MUMBAI: Saudi Arabia, the United Arab Emirates, Bahrain and Egypt have sent Qatar a list of 13 demands and have asked the country to comply to them within 10 days. One of these demands includes shutting down of the Qatari-owned Al Jazeera news network.
According to a CNN report, Qatar is studying these demands. The Ministry of Foreign Affairs told the news network that it would give its official response to Kuwait, which has been acting as the mediator between Qatar and its neighbours.
UAE Foreign Minister Anwar Garagash yesterday accused Qatar of leaking the document of demands, which was published by Arab press several hours prior to its official release. He tweeted in Arabic accusing Qatar.
The director of Qatar’s Government Communication Office Sheikh Saif bin Ahmed Al-Thani said in a statement that the demands confirm what Qatar has said from the beginning: “The illegal siege has nothing to do with combating terrorism, (but) it is about limiting Qatar’s sovereignty, and outsourcing our foreign policy.”
The four countries say the list will become void if Qatar fails to comply within the 10-day period. They called on Qatar to sever ties with the Muslim Brotherhood, ISIS, al Qaeda, Hezbollah and Jabhat Fateh al Sham. According to the document, if Qatar agrees to the terms, it will undergo a monthly examination during the first year following the agreement, before switching to once every three months during the second year. After that, Qatar will undergo a yearly examination for the next ten years.
However, Al-Jazeera on Friday denounced demands to shut down the network by countries involved in a dispute and said that any call to close down the network is an attempt to silence freedom of expression in the region. “We assert our right to practice our journalism professionally without bowing to pressure from any government or authority and we demand that governments respect the freedom of media to allow journalists to continue to do their jobs free of intimidation, threats and fear-mongering,” it said in a statement.
Earlier this month, Saudi Arabia, Egypt, the United Arab Emirates and Bahrain broke ties with Qatar and restricted access to land, sea and air routes. The ties were broken over the allegations that it funds terrorism. The accusation was rejected by Doha but President Donald Trump has resonated.
The move has left Qatar, whose only land border is shared with Saudi Arabia, under a de facto blockade by its neighbours.
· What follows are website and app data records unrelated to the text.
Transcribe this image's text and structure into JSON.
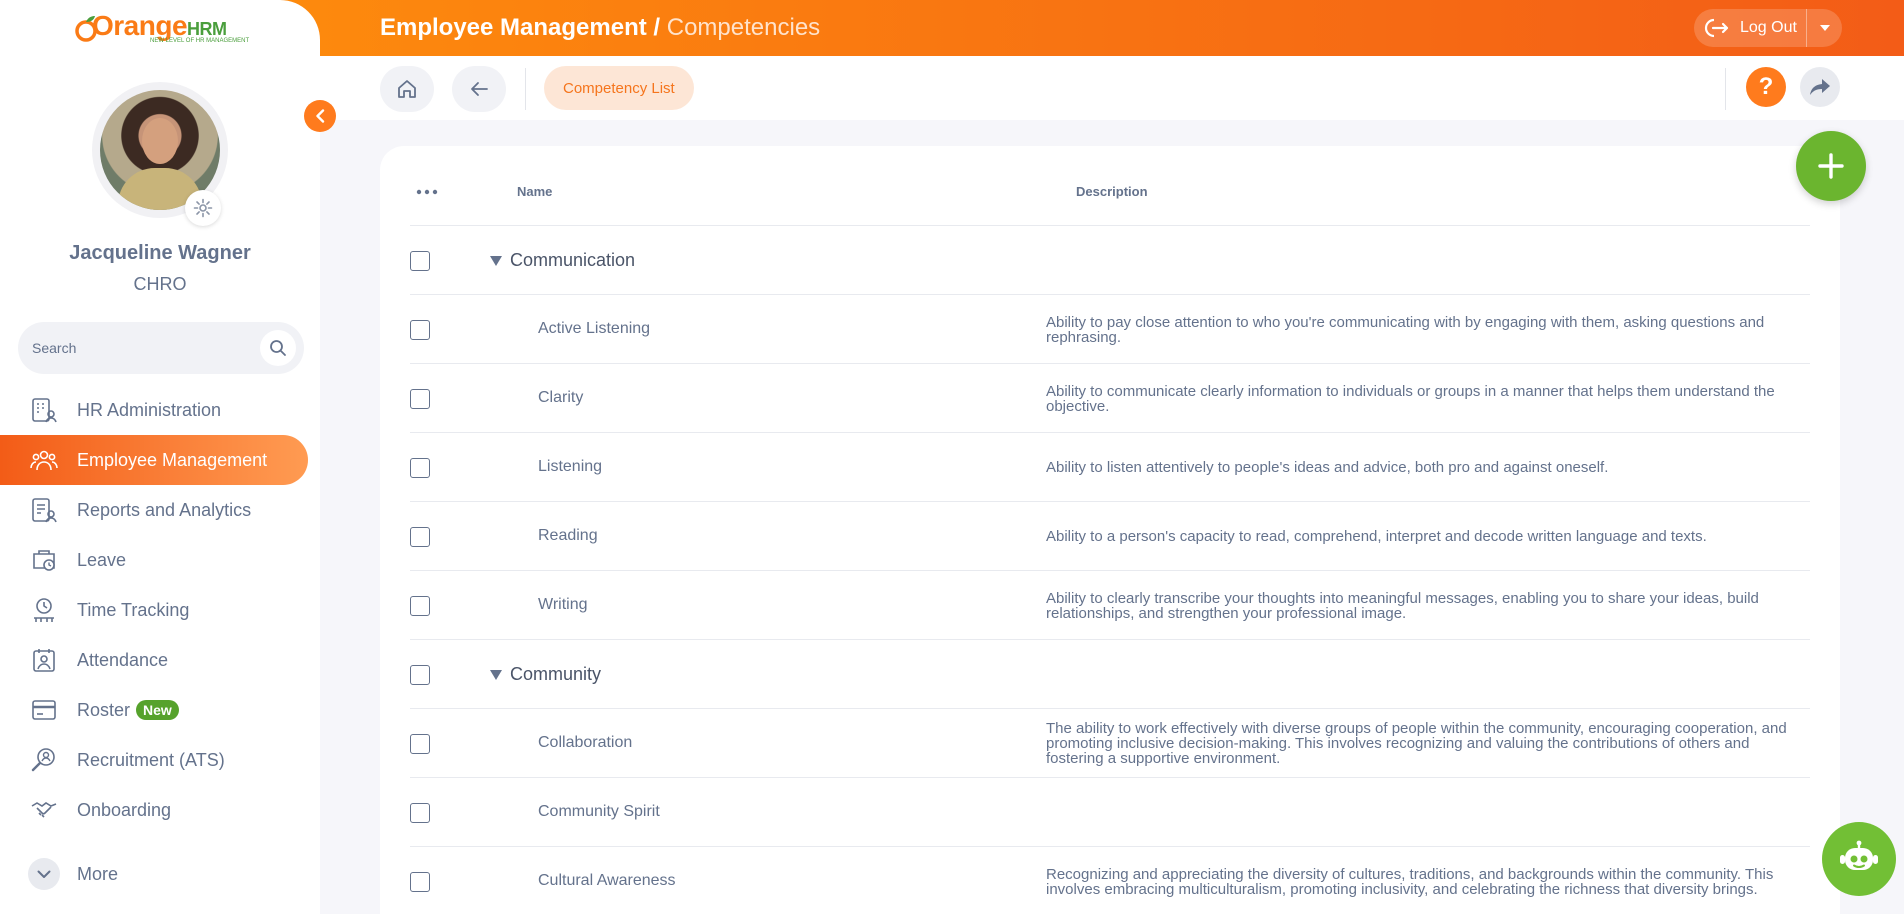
{
  "header": {
    "title": "Employee Management /",
    "subtitle": "Competencies",
    "logout_label": "Log Out"
  },
  "sidebar": {
    "logo_main": "Orange",
    "logo_suffix": "HRM",
    "logo_tagline": "NEW LEVEL OF HR MANAGEMENT",
    "user_name": "Jacqueline Wagner",
    "user_role": "CHRO",
    "search_placeholder": "Search",
    "items": [
      {
        "label": "HR Administration",
        "icon": "hr-admin-icon"
      },
      {
        "label": "Employee Management",
        "icon": "employee-icon",
        "active": true
      },
      {
        "label": "Reports and Analytics",
        "icon": "reports-icon"
      },
      {
        "label": "Leave",
        "icon": "leave-icon"
      },
      {
        "label": "Time Tracking",
        "icon": "time-icon"
      },
      {
        "label": "Attendance",
        "icon": "attendance-icon"
      },
      {
        "label": "Roster",
        "icon": "roster-icon",
        "badge": "New"
      },
      {
        "label": "Recruitment (ATS)",
        "icon": "recruitment-icon"
      },
      {
        "label": "Onboarding",
        "icon": "onboarding-icon"
      }
    ],
    "more_label": "More"
  },
  "toolbar": {
    "tab_label": "Competency List"
  },
  "table": {
    "columns": {
      "name": "Name",
      "description": "Description"
    },
    "rows": [
      {
        "type": "group",
        "name": "Communication",
        "description": ""
      },
      {
        "type": "item",
        "name": "Active Listening",
        "description": "Ability to pay close attention to who you're communicating with by engaging with them, asking questions and rephrasing."
      },
      {
        "type": "item",
        "name": "Clarity",
        "description": "Ability to communicate clearly information to individuals or groups in a manner that helps them understand the objective."
      },
      {
        "type": "item",
        "name": "Listening",
        "description": "Ability to listen attentively to people's ideas and advice, both pro and against oneself."
      },
      {
        "type": "item",
        "name": "Reading",
        "description": "Ability to a person's capacity to read, comprehend, interpret and decode written language and texts."
      },
      {
        "type": "item",
        "name": "Writing",
        "description": "Ability to clearly transcribe your thoughts into meaningful messages, enabling you to share your ideas, build relationships, and strengthen your professional image."
      },
      {
        "type": "group",
        "name": "Community",
        "description": ""
      },
      {
        "type": "item",
        "name": "Collaboration",
        "description": "The ability to work effectively with diverse groups of people within the community, encouraging cooperation, and promoting inclusive decision-making. This involves recognizing and valuing the contributions of others and fostering a supportive environment."
      },
      {
        "type": "item",
        "name": "Community Spirit",
        "description": ""
      },
      {
        "type": "item",
        "name": "Cultural Awareness",
        "description": "Recognizing and appreciating the diversity of cultures, traditions, and backgrounds within the community. This involves embracing multiculturalism, promoting inclusivity, and celebrating the richness that diversity brings."
      }
    ]
  },
  "colors": {
    "brand_orange": "#f35c17",
    "accent_green": "#6bb52f",
    "text": "#64728c"
  }
}
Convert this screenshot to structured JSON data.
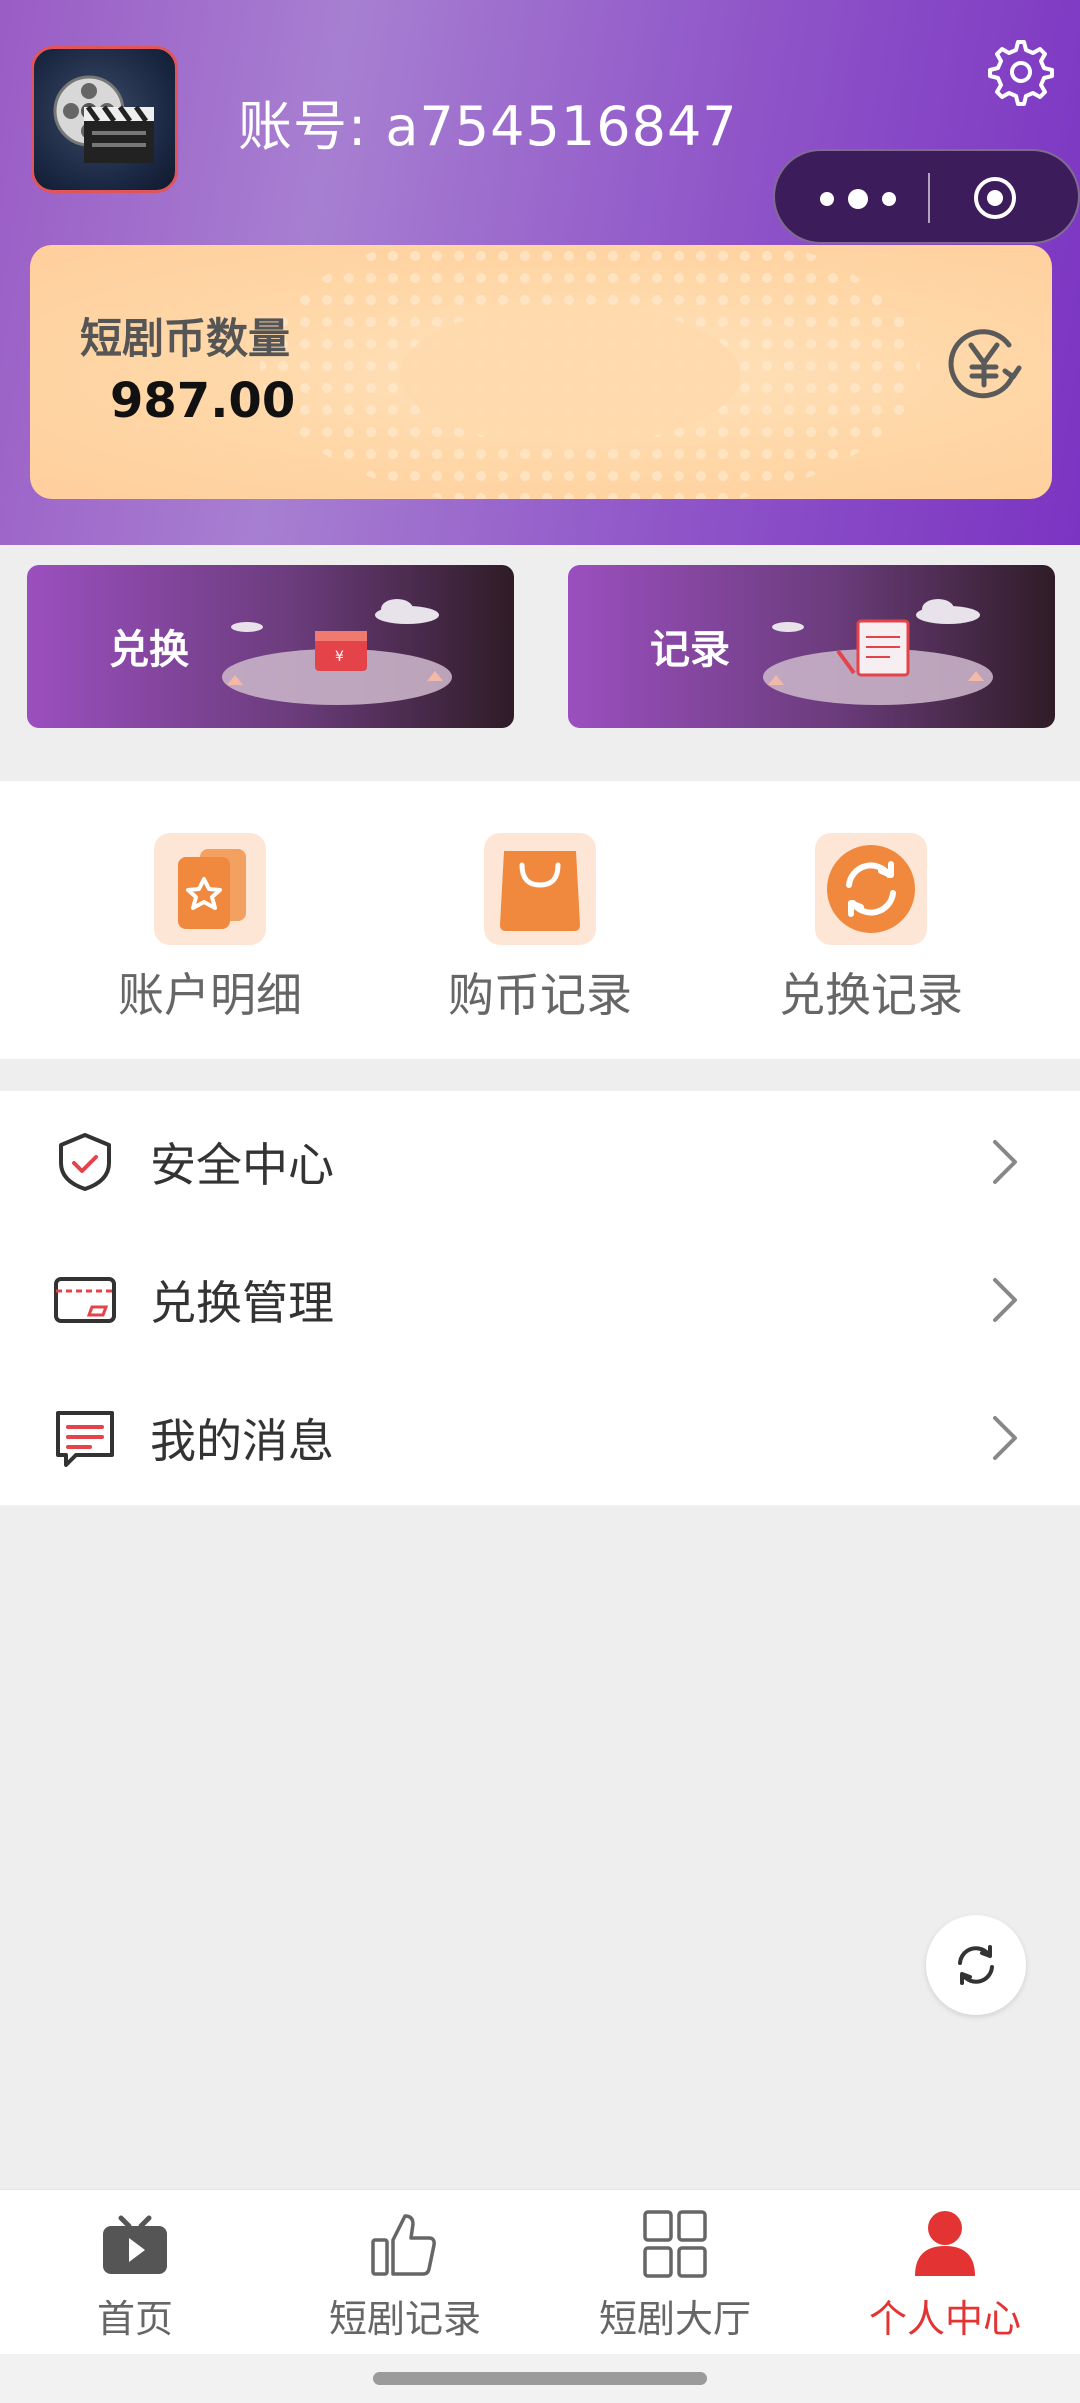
{
  "header": {
    "account_label": "账号: a754516847",
    "avatar_icon": "film-clapper-avatar",
    "settings_icon": "gear-icon",
    "capsule": {
      "more_icon": "more-dots-icon",
      "close_icon": "target-icon"
    }
  },
  "coin_card": {
    "label": "短剧币数量",
    "value": "987.00",
    "icon": "yen-exchange-icon"
  },
  "banners": [
    {
      "label": "兑换",
      "icon": "red-box-illustration"
    },
    {
      "label": "记录",
      "icon": "notebook-illustration"
    }
  ],
  "quick_links": [
    {
      "label": "账户明细",
      "icon": "card-star-icon"
    },
    {
      "label": "购币记录",
      "icon": "shopping-bag-icon"
    },
    {
      "label": "兑换记录",
      "icon": "refresh-circle-icon"
    }
  ],
  "menu": [
    {
      "label": "安全中心",
      "icon": "shield-check-icon"
    },
    {
      "label": "兑换管理",
      "icon": "card-icon"
    },
    {
      "label": "我的消息",
      "icon": "message-icon"
    }
  ],
  "floating": {
    "icon": "refresh-icon"
  },
  "tabbar": [
    {
      "label": "首页",
      "icon": "tv-play-icon",
      "active": false
    },
    {
      "label": "短剧记录",
      "icon": "thumb-up-icon",
      "active": false
    },
    {
      "label": "短剧大厅",
      "icon": "grid-icon",
      "active": false
    },
    {
      "label": "个人中心",
      "icon": "person-icon",
      "active": true
    }
  ],
  "colors": {
    "accent": "#e33333",
    "header_purple": "#9a5cc6",
    "card_peach": "#ffd6a6",
    "icon_orange": "#f0883e"
  }
}
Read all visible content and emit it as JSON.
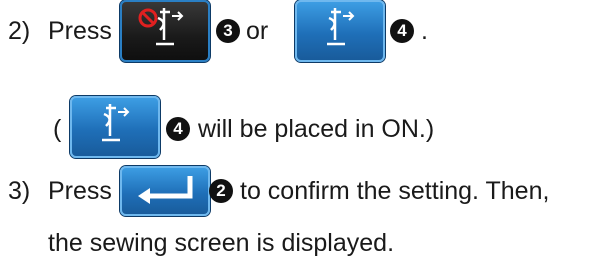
{
  "steps": {
    "step2": {
      "num_label": "2)",
      "press_text": "Press",
      "badge_a": "3",
      "or_text": "or",
      "badge_b": "4",
      "end_text": "."
    },
    "note": {
      "open_paren": "(",
      "badge": "4",
      "text": "will be placed in ON.)"
    },
    "step3": {
      "num_label": "3)",
      "press_text": "Press",
      "badge": "2",
      "text": "to confirm the setting. Then,",
      "continuation": "the sewing screen is displayed."
    }
  },
  "icons": {
    "thread_off_button": "thread-trimmer-off-icon",
    "thread_on_button": "thread-trimmer-on-icon",
    "enter_button": "enter-key-icon"
  },
  "colors": {
    "button_blue": "#1f6fb8",
    "button_dark": "#1a1a1a",
    "prohibit_red": "#e02020"
  }
}
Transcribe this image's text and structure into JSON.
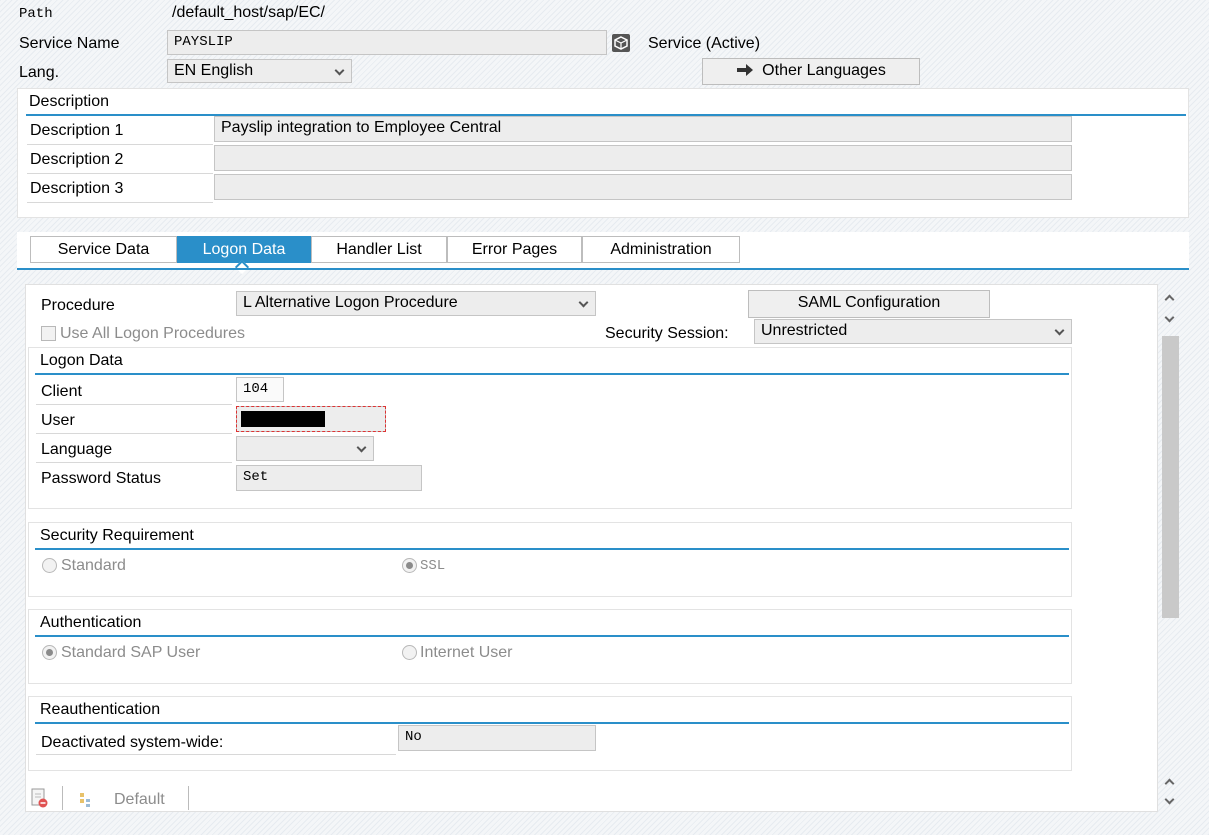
{
  "header": {
    "path_label": "Path",
    "path_value": "/default_host/sap/EC/",
    "service_name_label": "Service Name",
    "service_name_value": "PAYSLIP",
    "service_status": "Service (Active)",
    "lang_label": "Lang.",
    "lang_value": "EN English",
    "other_languages_label": "Other Languages"
  },
  "description": {
    "title": "Description",
    "rows": [
      {
        "label": "Description 1",
        "value": "Payslip integration to Employee Central"
      },
      {
        "label": "Description 2",
        "value": ""
      },
      {
        "label": "Description 3",
        "value": ""
      }
    ]
  },
  "tabs": [
    {
      "label": "Service Data",
      "active": false
    },
    {
      "label": "Logon Data",
      "active": true
    },
    {
      "label": "Handler List",
      "active": false
    },
    {
      "label": "Error Pages",
      "active": false
    },
    {
      "label": "Administration",
      "active": false
    }
  ],
  "logon_tab": {
    "procedure_label": "Procedure",
    "procedure_value": "L Alternative Logon Procedure",
    "saml_button": "SAML Configuration",
    "use_all_label": "Use All Logon Procedures",
    "security_session_label": "Security Session:",
    "security_session_value": "Unrestricted",
    "logon_data": {
      "title": "Logon Data",
      "client_label": "Client",
      "client_value": "104",
      "user_label": "User",
      "user_value": "",
      "language_label": "Language",
      "language_value": "",
      "password_status_label": "Password Status",
      "password_status_value": "Set"
    },
    "security_requirement": {
      "title": "Security Requirement",
      "options": [
        {
          "label": "Standard",
          "selected": false
        },
        {
          "label": "SSL",
          "selected": true
        }
      ]
    },
    "authentication": {
      "title": "Authentication",
      "options": [
        {
          "label": "Standard SAP User",
          "selected": true
        },
        {
          "label": "Internet User",
          "selected": false
        }
      ]
    },
    "reauthentication": {
      "title": "Reauthentication",
      "deactivated_label": "Deactivated system-wide:",
      "deactivated_value": "No"
    }
  },
  "footer_toolbar": {
    "default_label": "Default"
  },
  "colors": {
    "accent": "#2a8fc9",
    "field_bg": "#ededed"
  }
}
Al-Jazeera was launched in 1996 with financial support from Qatar’s rulers. It has over the years grown into one of the Middle East’s most influential and controversial media outlets. It became one of the most widely watched Arabic channels, but has long drawn the ire of Mideast governments for airing alternative viewpoints, including hosting Israeli officials.
The network’s critics said that the Arabic-language services in particular advance Qatar’s goals by promoting Islamist movements like the Muslim Brotherhood that pose a populist threat to rulers in other Arab countries.